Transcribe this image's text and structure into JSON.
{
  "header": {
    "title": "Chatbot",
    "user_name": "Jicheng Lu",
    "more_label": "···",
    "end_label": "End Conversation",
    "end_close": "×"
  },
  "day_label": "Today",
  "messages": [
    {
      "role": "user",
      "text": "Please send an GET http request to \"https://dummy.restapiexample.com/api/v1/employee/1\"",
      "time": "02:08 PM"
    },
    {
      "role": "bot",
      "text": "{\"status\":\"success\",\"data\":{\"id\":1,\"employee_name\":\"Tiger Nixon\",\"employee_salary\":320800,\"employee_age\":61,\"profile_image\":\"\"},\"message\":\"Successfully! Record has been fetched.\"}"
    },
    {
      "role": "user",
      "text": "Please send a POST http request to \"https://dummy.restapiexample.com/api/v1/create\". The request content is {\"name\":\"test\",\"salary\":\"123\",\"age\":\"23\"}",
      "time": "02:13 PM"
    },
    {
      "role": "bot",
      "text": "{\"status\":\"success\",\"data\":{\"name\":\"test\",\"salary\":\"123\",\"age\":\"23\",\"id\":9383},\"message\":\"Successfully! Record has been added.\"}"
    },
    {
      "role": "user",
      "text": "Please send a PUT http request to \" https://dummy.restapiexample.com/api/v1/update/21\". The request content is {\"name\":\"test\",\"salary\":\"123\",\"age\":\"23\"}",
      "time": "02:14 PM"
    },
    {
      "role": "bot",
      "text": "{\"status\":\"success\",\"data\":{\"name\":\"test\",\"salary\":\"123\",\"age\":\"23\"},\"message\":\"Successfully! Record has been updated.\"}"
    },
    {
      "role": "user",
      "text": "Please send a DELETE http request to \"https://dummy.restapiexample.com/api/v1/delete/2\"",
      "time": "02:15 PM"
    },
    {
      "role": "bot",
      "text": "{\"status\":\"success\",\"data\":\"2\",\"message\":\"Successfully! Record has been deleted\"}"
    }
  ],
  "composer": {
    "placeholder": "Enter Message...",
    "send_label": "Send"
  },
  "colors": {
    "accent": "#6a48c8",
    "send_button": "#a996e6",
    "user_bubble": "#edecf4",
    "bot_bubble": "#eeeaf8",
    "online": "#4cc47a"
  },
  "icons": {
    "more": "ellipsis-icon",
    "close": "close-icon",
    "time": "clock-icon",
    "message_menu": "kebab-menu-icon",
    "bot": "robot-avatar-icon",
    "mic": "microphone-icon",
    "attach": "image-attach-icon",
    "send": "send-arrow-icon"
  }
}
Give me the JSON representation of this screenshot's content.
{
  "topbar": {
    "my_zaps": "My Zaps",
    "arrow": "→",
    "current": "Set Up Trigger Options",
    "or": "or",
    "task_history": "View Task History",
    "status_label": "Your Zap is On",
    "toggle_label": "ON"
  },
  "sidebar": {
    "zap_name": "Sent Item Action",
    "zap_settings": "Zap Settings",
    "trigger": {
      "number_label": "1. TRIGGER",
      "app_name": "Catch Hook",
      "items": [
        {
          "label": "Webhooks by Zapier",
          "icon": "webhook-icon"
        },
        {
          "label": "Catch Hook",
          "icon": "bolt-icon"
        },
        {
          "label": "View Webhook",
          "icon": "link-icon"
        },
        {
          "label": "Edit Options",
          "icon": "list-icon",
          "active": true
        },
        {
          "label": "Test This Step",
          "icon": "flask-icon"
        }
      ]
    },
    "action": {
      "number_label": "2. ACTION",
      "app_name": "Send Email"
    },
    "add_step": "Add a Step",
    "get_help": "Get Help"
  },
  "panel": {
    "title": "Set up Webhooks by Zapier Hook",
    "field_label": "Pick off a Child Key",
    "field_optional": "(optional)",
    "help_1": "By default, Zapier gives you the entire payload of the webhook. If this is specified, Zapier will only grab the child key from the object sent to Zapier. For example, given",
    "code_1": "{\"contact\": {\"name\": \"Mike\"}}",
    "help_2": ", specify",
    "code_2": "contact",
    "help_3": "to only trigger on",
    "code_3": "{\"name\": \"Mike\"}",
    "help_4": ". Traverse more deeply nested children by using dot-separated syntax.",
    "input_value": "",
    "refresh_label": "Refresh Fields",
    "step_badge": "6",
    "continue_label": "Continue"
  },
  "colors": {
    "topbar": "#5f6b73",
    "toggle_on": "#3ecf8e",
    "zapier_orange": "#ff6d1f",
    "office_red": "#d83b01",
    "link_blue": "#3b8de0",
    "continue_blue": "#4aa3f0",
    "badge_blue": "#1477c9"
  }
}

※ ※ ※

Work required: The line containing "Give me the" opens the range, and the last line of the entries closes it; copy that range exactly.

Answer to the problem:
Give me the JSON representation of this screenshot's content.
{
  "topbar": {
    "my_zaps": "My Zaps",
    "arrow": "→",
    "current": "Set Up Trigger Options",
    "or": "or",
    "task_history": "View Task History",
    "status_label": "Your Zap is On",
    "toggle_label": "ON"
  },
  "sidebar": {
    "zap_name": "Sent Item Action",
    "zap_settings": "Zap Settings",
    "trigger": {
      "number_label": "1. TRIGGER",
      "app_name": "Catch Hook",
      "items": [
        {
          "label": "Webhooks by Zapier",
          "icon": "webhook-icon"
        },
        {
          "label": "Catch Hook",
          "icon": "bolt-icon"
        },
        {
          "label": "View Webhook",
          "icon": "link-icon"
        },
        {
          "label": "Edit Options",
          "icon": "list-icon",
          "active": true
        },
        {
          "label": "Test This Step",
          "icon": "flask-icon"
        }
      ]
    },
    "action": {
      "number_label": "2. ACTION",
      "app_name": "Send Email"
    },
    "add_step": "Add a Step",
    "get_help": "Get Help"
  },
  "panel": {
    "title": "Set up Webhooks by Zapier Hook",
    "field_label": "Pick off a Child Key",
    "field_optional": "(optional)",
    "help_1": "By default, Zapier gives you the entire payload of the webhook. If this is specified, Zapier will only grab the child key from the object sent to Zapier. For example, given",
    "code_1": "{\"contact\": {\"name\": \"Mike\"}}",
    "help_2": ", specify",
    "code_2": "contact",
    "help_3": "to only trigger on",
    "code_3": "{\"name\": \"Mike\"}",
    "help_4": ". Traverse more deeply nested children by using dot-separated syntax.",
    "input_value": "",
    "refresh_label": "Refresh Fields",
    "step_badge": "6",
    "continue_label": "Continue"
  },
  "colors": {
    "topbar": "#5f6b73",
    "toggle_on": "#3ecf8e",
    "zapier_orange": "#ff6d1f",
    "office_red": "#d83b01",
    "link_blue": "#3b8de0",
    "continue_blue": "#4aa3f0",
    "badge_blue": "#1477c9"
  }
}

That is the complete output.